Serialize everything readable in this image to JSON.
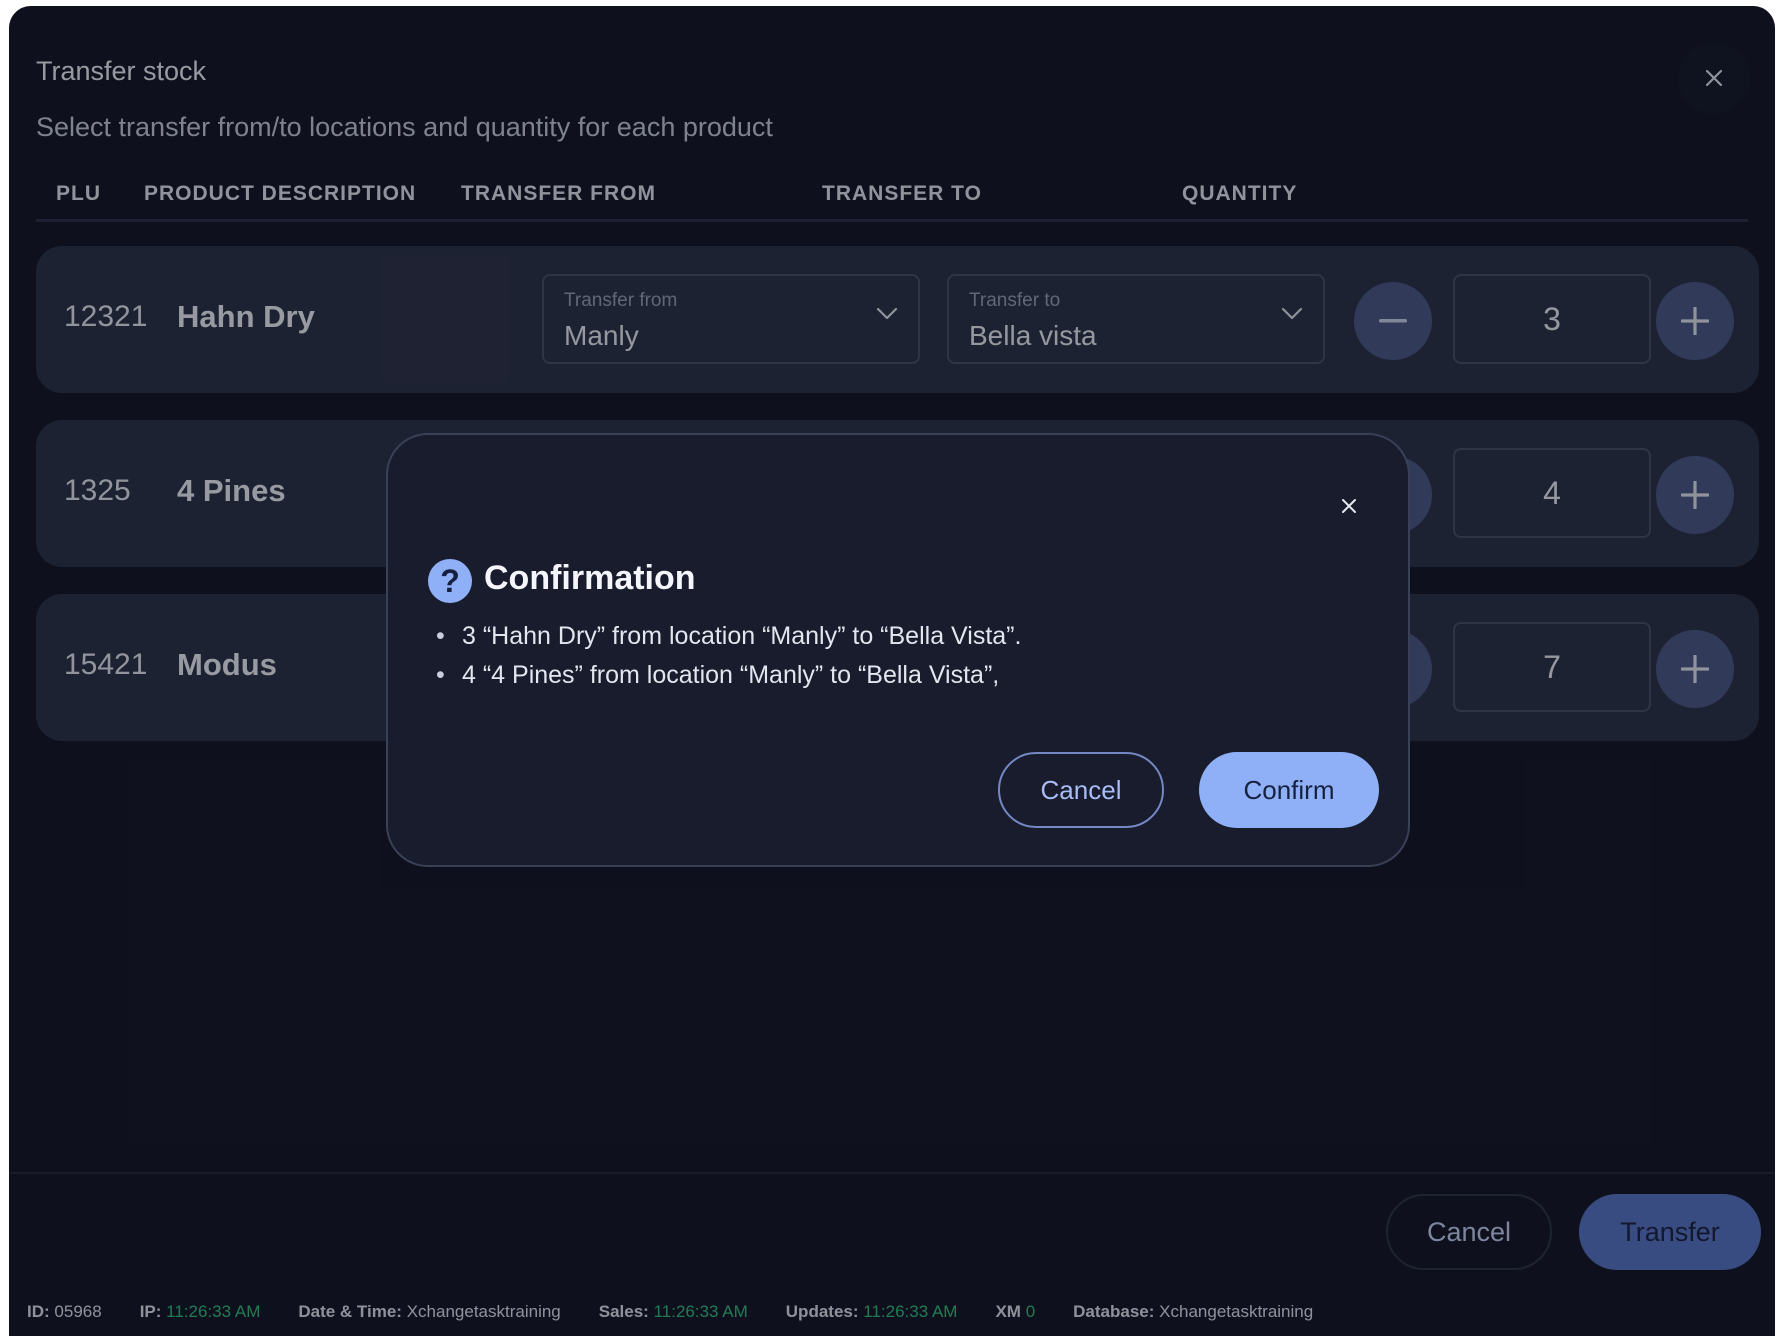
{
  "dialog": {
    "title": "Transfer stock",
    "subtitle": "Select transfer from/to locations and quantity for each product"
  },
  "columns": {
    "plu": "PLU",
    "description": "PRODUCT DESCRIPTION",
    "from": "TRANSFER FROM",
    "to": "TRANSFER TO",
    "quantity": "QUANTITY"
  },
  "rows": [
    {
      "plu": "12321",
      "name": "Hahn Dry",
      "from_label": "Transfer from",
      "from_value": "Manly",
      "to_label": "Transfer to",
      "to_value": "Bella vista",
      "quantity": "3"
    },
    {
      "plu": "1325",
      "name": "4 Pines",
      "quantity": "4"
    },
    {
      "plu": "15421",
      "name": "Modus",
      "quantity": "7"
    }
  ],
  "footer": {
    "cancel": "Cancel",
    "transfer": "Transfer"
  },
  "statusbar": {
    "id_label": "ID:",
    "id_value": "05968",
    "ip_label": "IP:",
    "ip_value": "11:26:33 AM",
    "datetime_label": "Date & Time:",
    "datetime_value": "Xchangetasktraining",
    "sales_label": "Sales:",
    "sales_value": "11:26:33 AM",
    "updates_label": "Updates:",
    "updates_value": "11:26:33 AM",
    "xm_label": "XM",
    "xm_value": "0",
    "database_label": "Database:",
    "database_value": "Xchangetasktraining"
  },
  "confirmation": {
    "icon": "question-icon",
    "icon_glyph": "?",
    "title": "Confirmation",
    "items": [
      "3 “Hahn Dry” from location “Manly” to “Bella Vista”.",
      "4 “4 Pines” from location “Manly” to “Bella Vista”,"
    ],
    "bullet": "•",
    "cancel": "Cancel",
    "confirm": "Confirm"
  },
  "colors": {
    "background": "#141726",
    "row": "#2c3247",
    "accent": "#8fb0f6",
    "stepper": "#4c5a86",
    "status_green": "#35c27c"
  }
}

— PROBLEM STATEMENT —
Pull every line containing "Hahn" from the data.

— WRITTEN RESPONSE —
      "name": "Hahn Dry",
      "3 “Hahn Dry” from location “Manly” to “Bella Vista”.",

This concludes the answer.